■ EXERCISE DETAILS ■
Take every line from the entries below that includes the word "necklace" and copy it.

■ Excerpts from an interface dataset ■

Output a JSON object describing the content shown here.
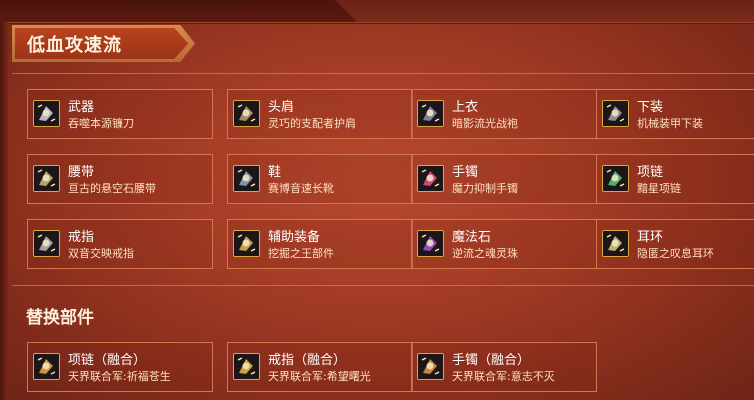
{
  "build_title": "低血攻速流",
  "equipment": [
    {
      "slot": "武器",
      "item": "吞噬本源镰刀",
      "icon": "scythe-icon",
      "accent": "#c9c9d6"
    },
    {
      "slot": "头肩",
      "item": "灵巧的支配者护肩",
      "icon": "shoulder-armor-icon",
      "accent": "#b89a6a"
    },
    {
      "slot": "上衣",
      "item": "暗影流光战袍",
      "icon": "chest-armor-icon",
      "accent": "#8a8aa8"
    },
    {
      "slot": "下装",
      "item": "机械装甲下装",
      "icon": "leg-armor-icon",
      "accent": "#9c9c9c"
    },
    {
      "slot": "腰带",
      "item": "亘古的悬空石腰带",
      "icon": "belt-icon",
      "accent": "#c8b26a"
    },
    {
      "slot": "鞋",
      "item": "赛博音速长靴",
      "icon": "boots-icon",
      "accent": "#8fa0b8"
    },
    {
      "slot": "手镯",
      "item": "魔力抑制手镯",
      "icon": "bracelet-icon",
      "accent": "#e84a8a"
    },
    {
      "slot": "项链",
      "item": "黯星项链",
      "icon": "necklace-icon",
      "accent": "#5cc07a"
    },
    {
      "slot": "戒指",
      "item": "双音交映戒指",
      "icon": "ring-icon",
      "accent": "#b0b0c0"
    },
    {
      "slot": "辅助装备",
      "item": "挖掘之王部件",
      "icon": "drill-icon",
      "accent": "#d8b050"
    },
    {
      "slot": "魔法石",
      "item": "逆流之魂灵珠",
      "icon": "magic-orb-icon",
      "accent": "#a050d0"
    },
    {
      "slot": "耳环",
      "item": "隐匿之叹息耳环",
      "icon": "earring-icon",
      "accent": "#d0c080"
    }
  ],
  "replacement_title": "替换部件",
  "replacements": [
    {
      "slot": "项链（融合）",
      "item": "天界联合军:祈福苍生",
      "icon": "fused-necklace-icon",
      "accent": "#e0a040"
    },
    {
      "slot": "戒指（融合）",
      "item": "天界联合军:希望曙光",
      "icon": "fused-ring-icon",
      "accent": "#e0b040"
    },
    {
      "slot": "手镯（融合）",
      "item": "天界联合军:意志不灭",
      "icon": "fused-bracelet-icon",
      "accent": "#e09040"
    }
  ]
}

■ ANSWER BOX ■
      "icon": "necklace-icon",
      "icon": "fused-necklace-icon",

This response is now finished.